These products are formulated to target specific sub-types of weeds, such as grassy weeds or broadleaf weeds. Why is this important? Because you only want to kill what’s not welcome in your yard.

For instance: perhaps you need to stay a step ahead of the crabgrass you spotted in your neighbor’s yard before it spreads, but you sort of like the clover patches in your lawn. Using a pre-emergent product that targets only grassy weeds is your best bet.

But how do they work?

Making an herbicide “selective” is all about designing the product in such a way that it affects certain plants but not others. One example is how some broadleaf weed killers create rapid overgrowth that the plant cannot sustain. Though the science is unclear about why, the product is not absorbed by your grass.

Another method is inhibiting root growth, which kills grassy weeds when they begin to germinate, but does not harm your grass’s established root system. There are also products designed to inhibit photosynthesis in some plants but not others, as this process differs slightly between various plant species.

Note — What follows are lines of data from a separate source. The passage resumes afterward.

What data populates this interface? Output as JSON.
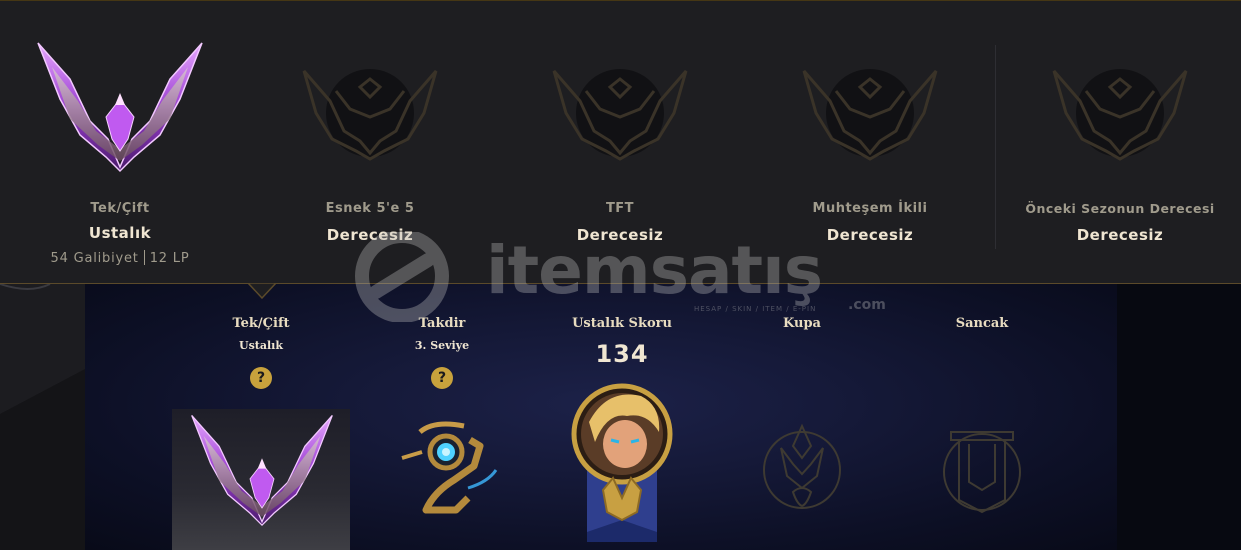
{
  "ranked": {
    "queues": [
      {
        "name": "Tek/Çift",
        "tier": "Ustalık",
        "wins": "54 Galibiyet",
        "lp": "12 LP"
      },
      {
        "name": "Esnek 5'e 5",
        "tier": "Derecesiz"
      },
      {
        "name": "TFT",
        "tier": "Derecesiz"
      },
      {
        "name": "Muhteşem İkili",
        "tier": "Derecesiz"
      },
      {
        "name": "Önceki Sezonun Derecesi",
        "tier": "Derecesiz"
      }
    ]
  },
  "profile": {
    "rank": {
      "title": "Tek/Çift",
      "value": "Ustalık"
    },
    "honor": {
      "title": "Takdir",
      "value": "3. Seviye"
    },
    "mastery": {
      "title": "Ustalık Skoru",
      "score": "134"
    },
    "trophy": {
      "title": "Kupa"
    },
    "banner": {
      "title": "Sancak"
    },
    "help_symbol": "?"
  },
  "watermark": {
    "brand": "itemsatış",
    "tagline": "HESAP / SKIN / ITEM / E-PIN",
    "domain": ".com"
  },
  "colors": {
    "panel_bg": "#1e1e21",
    "gold": "#c8a23c",
    "text_light": "#f0e6d2",
    "text_muted": "#a09b8c",
    "master_purple": "#b35ce0"
  }
}
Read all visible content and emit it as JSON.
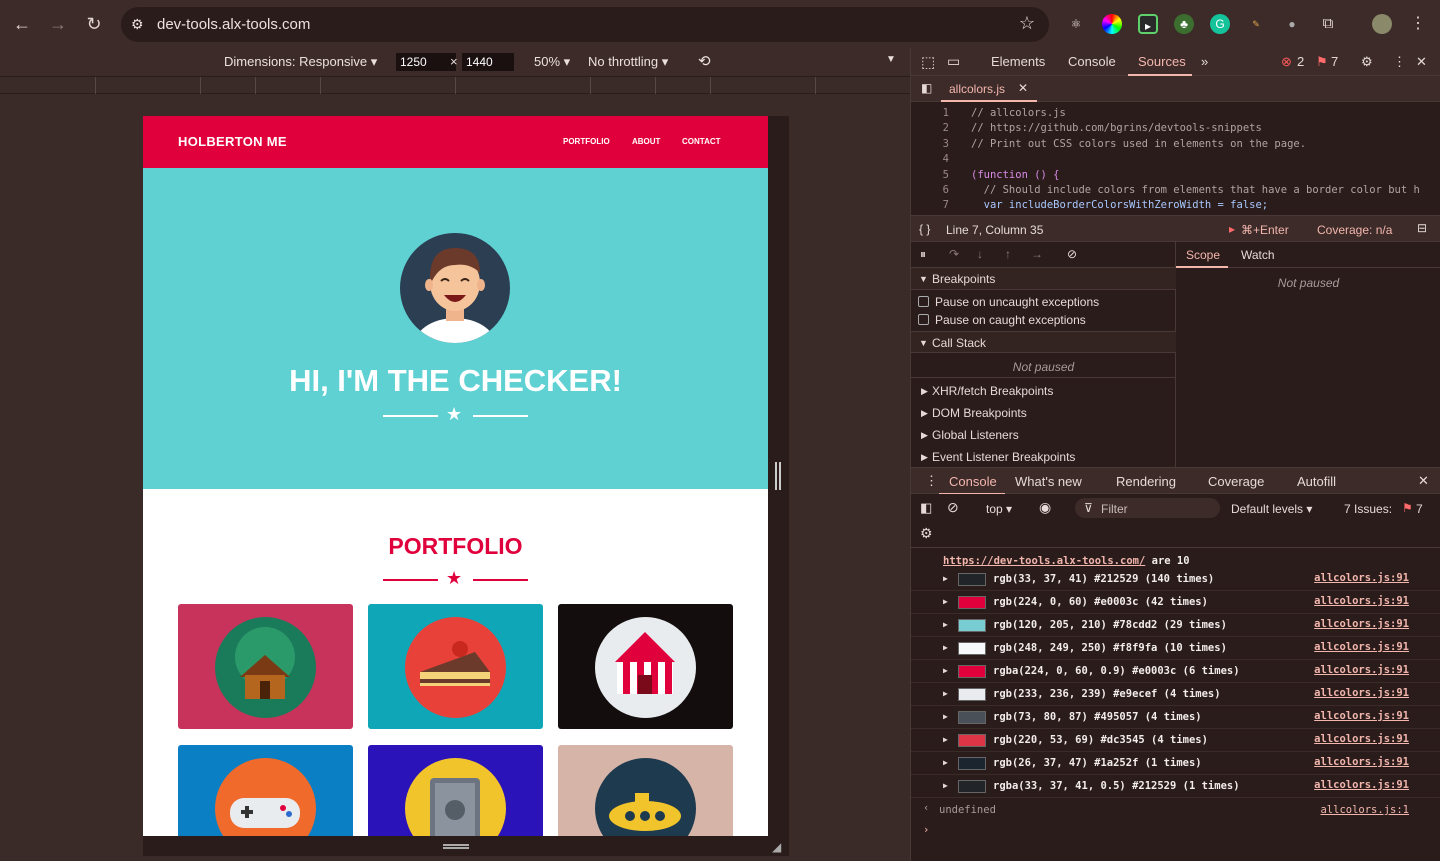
{
  "browser": {
    "url": "dev-tools.alx-tools.com"
  },
  "device_toolbar": {
    "dimensions_label": "Dimensions: Responsive",
    "width": "1250",
    "times": "×",
    "height": "1440",
    "zoom": "50%",
    "throttling": "No throttling"
  },
  "site": {
    "brand": "HOLBERTON ME",
    "nav": [
      "PORTFOLIO",
      "ABOUT",
      "CONTACT"
    ],
    "hero_title": "HI, I'M THE CHECKER!",
    "portfolio_title": "PORTFOLIO",
    "colors": {
      "red": "#e0003c",
      "teal": "#5fd1d3"
    }
  },
  "devtools": {
    "tabs": [
      "Elements",
      "Console",
      "Sources"
    ],
    "active_tab": "Sources",
    "errors": "2",
    "issues_count": "7",
    "file_tab": "allcolors.js",
    "code_lines": [
      {
        "n": "1",
        "t": "// allcolors.js"
      },
      {
        "n": "2",
        "t": "// https://github.com/bgrins/devtools-snippets"
      },
      {
        "n": "3",
        "t": "// Print out CSS colors used in elements on the page."
      },
      {
        "n": "4",
        "t": ""
      },
      {
        "n": "5",
        "t": "(function () {"
      },
      {
        "n": "6",
        "t": "  // Should include colors from elements that have a border color but h"
      },
      {
        "n": "7",
        "t": "  var includeBorderColorsWithZeroWidth = false;"
      }
    ],
    "status_position": "Line 7, Column 35",
    "run_shortcut": "⌘+Enter",
    "coverage": "Coverage: n/a",
    "breakpoints_header": "Breakpoints",
    "pause_uncaught": "Pause on uncaught exceptions",
    "pause_caught": "Pause on caught exceptions",
    "call_stack": "Call Stack",
    "not_paused": "Not paused",
    "xhr_breakpoints": "XHR/fetch Breakpoints",
    "dom_breakpoints": "DOM Breakpoints",
    "global_listeners": "Global Listeners",
    "event_listener_breakpoints": "Event Listener Breakpoints",
    "scope_tab": "Scope",
    "watch_tab": "Watch",
    "drawer_tabs": [
      "Console",
      "What's new",
      "Rendering",
      "Coverage",
      "Autofill"
    ],
    "context": "top",
    "filter_placeholder": "Filter",
    "levels": "Default levels",
    "issues_label": "7 Issues:",
    "partial_link": "https://dev-tools.alx-tools.com/",
    "partial_suffix": " are 10",
    "logs": [
      {
        "text": "rgb(33, 37, 41) #212529 (140 times)",
        "color": "#212529",
        "src": "allcolors.js:91"
      },
      {
        "text": "rgb(224, 0, 60) #e0003c (42 times)",
        "color": "#e0003c",
        "src": "allcolors.js:91"
      },
      {
        "text": "rgb(120, 205, 210) #78cdd2 (29 times)",
        "color": "#78cdd2",
        "src": "allcolors.js:91"
      },
      {
        "text": "rgb(248, 249, 250) #f8f9fa (10 times)",
        "color": "#f8f9fa",
        "src": "allcolors.js:91"
      },
      {
        "text": "rgba(224, 0, 60, 0.9) #e0003c (6 times)",
        "color": "#e0003c",
        "src": "allcolors.js:91"
      },
      {
        "text": "rgb(233, 236, 239) #e9ecef (4 times)",
        "color": "#e9ecef",
        "src": "allcolors.js:91"
      },
      {
        "text": "rgb(73, 80, 87) #495057 (4 times)",
        "color": "#495057",
        "src": "allcolors.js:91"
      },
      {
        "text": "rgb(220, 53, 69) #dc3545 (4 times)",
        "color": "#dc3545",
        "src": "allcolors.js:91"
      },
      {
        "text": "rgb(26, 37, 47) #1a252f (1 times)",
        "color": "#1a252f",
        "src": "allcolors.js:91"
      },
      {
        "text": "rgba(33, 37, 41, 0.5) #212529 (1 times)",
        "color": "#212529",
        "src": "allcolors.js:91"
      }
    ],
    "undefined_text": "undefined",
    "undefined_src": "allcolors.js:1"
  }
}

Non-Selective Pre-Emergent Herbicides

These are great products for broad-spectrum effectiveness. But unfortunately, that may also include new grass and other germinating plants. If you overseeded your lawn this winter, or planted some winter flowers and veggies, the use of these treatments will hamper your progress.  Most pre-emergents last at least 6 weeks, so put a long gap between planting and herbicidal treatment.

True to their name, non-selective pre-emergent products are not selective about which seedlings they kill. But the good news is that established plants and grasses are safe from harm. This makes them a great choice for yards and gardens that experience the emergence of multiple weed types in the spring time.

When and How to Apply Spring Weed Pre-Emergents

Weeds begin to germinate at around 55 degrees Fahrenheit, so you want to apply your treatment beforehand, to stay one step ahead. This can be tricky in our unpredictable North Texas winters, as the final frost can come late in the season. Check your almanac for annual weather patterns, and try to time the pre-emergent treatment after the last frost if possible.

Herbicides are applied either as a spray or in granulated form. Liquid products can be attached to your hose, dispensed from a backpack sprayer, or sprayed directly out of the container for spot-treatment. Granules can be sprinkled using a handheld granular spreader for smaller jobs, or they can be added to a broadcast spreader to treat your entire yard.

Be sure to use appropriate safety precautions, regardless of which herbicide and application method you use. Even the solid form (granules) still leave a chemical residue on skin. Always use gardening gloves, closed shoes, and long pants. A set of protective eyewear is also advised if you choose the spray methods.

pre-emergent spray

Common Weeds for Pre-Emergent Treatment:

Other Considerations:

  • Prevention: No one wants to wrangle with a ragged patch of weeds in their yard. The truth is, “an ounce of prevention is worth a pound of cure” when it comes to your lawn’s health. A dense, thriving bed of grass is the best way to deter weeds. Click here for a free service quote, to get year-round help from our team of lawn care experts.
  • Proper application: The truth is, NO yard is completely immune to weed invasion. If your lawn is in need of a weed treatment, be sure to educate yourself beforehand with good information. Also see: When to Apply: Weed and Feed Schedule.
  • Pick the right product: There are several pre-emergent herbicides on the market, that are good for use in any season. Learn more from Best Fall and Winter Weed Pre-Emergent Herbicides.



Leave a reply

Your email address will not be published.